At issue with the federal Community Development Block Grant funds was whether the council would accept the recommendations of a committee of local officials and residents that reviewed the grants, or make wholesale changes. Council members did shift funding from some groups to others, but funded all of the recommended organizations, most of them at the recommended levels.

Pro Bono Legal Services was a clear winner from the council's changes, receiving $15,000, triple the funding recommended by a council committee just last week. The organization provides legal services to low-income county residents on civil cases.

Last week, Council Chairman Teddie Pryor had reduced Pro Bono's funding to $5,000, in order to free up more funding for the Lowcountry Food Bank. On Tuesday, Council Vice Chairman Elliott Summey increased Pro Bono's funding, and also restored $10,000 that he had cut from the homeless shelter Crisis Ministries on Thursday in order to maintain funding for Metanoia Community Development Corp.

The losers in Tuesday's changes were SC Strong, which is rehabilitating a building on the former Navy base to create job training for homeless former convicts and former substance abusers, the Ravenel Depot Railroad Museum, and a housing program in Hollywood. Each program will receive substantial funding, but less than had been recommended.

Summey also suggested promising money to the Charleston Trident Urban League, which received no funding, if more federal money becomes available in the coming year.

Other County Council members objected, saying that if more money were to come from the federal government, as is anticipated, then the roughly two dozen organizations that got no funding should compete for it.

"As important as the work of the Trident Urban League is, they should go through the process," Councilman Joe McKeown said.

Councilman Henry Darby said he thought it was wrong that the town of Mount Pleasant will receive $45,000 for an initiative to provide low-cost office space to start-up companies, while the Trident Urban League will receive nothing.

In other business, a divided council voted to broadcast not only the regular County Council meetings, where final actions are taken, but also the generally more lengthy committee meetings, where most of the discussions take place.

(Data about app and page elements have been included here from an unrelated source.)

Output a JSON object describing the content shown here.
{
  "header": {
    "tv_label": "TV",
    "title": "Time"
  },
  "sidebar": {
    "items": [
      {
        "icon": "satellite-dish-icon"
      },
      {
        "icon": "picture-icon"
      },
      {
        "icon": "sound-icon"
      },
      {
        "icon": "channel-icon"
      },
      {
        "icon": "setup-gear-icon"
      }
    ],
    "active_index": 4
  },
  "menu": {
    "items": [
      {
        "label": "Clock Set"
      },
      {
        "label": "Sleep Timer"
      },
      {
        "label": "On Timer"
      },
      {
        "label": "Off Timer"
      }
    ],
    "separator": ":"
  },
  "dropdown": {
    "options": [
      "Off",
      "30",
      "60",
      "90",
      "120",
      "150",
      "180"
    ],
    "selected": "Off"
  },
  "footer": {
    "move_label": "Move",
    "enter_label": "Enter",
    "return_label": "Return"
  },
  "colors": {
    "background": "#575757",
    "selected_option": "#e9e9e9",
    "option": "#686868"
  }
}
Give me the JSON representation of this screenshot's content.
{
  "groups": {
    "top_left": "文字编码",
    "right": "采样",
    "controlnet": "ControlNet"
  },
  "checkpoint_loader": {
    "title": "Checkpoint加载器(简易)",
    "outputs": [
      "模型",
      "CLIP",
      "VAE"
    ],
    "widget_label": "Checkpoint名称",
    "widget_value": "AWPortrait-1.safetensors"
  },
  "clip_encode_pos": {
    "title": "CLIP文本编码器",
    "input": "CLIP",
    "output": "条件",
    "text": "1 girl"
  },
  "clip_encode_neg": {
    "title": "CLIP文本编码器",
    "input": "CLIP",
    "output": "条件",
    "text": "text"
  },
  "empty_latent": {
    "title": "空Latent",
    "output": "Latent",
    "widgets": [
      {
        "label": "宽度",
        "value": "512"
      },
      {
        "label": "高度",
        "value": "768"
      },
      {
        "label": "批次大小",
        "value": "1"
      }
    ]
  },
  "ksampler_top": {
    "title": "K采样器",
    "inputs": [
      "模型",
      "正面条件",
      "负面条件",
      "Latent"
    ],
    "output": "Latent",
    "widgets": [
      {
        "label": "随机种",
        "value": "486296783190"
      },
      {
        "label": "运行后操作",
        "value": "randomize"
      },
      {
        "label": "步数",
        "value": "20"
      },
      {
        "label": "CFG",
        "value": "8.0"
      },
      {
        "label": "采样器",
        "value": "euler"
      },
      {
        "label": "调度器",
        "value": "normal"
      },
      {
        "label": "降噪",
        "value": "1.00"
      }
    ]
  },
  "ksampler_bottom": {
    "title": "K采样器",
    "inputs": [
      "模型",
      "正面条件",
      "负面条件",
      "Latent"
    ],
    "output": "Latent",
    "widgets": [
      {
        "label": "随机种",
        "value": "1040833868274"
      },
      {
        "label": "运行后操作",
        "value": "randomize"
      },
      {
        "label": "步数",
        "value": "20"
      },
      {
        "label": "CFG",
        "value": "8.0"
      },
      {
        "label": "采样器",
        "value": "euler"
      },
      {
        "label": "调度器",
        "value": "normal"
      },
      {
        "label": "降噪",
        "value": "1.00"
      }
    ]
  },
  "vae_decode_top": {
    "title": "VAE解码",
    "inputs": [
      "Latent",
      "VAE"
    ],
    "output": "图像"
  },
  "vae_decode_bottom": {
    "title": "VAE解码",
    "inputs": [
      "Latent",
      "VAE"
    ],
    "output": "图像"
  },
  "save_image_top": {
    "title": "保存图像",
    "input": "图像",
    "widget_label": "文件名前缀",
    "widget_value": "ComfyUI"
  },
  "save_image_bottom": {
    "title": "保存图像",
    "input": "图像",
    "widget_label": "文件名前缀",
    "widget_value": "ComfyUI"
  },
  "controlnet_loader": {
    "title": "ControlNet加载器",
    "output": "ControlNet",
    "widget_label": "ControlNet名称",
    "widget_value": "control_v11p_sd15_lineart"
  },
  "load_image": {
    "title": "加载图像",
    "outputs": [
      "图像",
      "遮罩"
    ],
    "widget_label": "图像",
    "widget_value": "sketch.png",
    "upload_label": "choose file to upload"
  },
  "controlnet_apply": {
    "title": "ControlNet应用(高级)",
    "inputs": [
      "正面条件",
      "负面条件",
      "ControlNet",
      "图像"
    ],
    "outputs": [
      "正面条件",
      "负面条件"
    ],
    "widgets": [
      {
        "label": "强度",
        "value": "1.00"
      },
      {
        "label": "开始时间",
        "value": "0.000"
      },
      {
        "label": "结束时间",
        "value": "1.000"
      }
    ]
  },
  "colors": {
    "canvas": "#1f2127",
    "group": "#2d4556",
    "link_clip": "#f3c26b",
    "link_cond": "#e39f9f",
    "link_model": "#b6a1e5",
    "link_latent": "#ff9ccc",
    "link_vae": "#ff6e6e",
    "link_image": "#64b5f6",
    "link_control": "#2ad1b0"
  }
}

Under a franchise-fee agreement with the county, Comcast Cable will film and broadcast the meetings at no cost to the county.

Pryor, Darby, Summey and Curtis Inabinett opposed broadcasting committee meetings, but were outvoted. Only Darby opposed broadcasting regular meetings.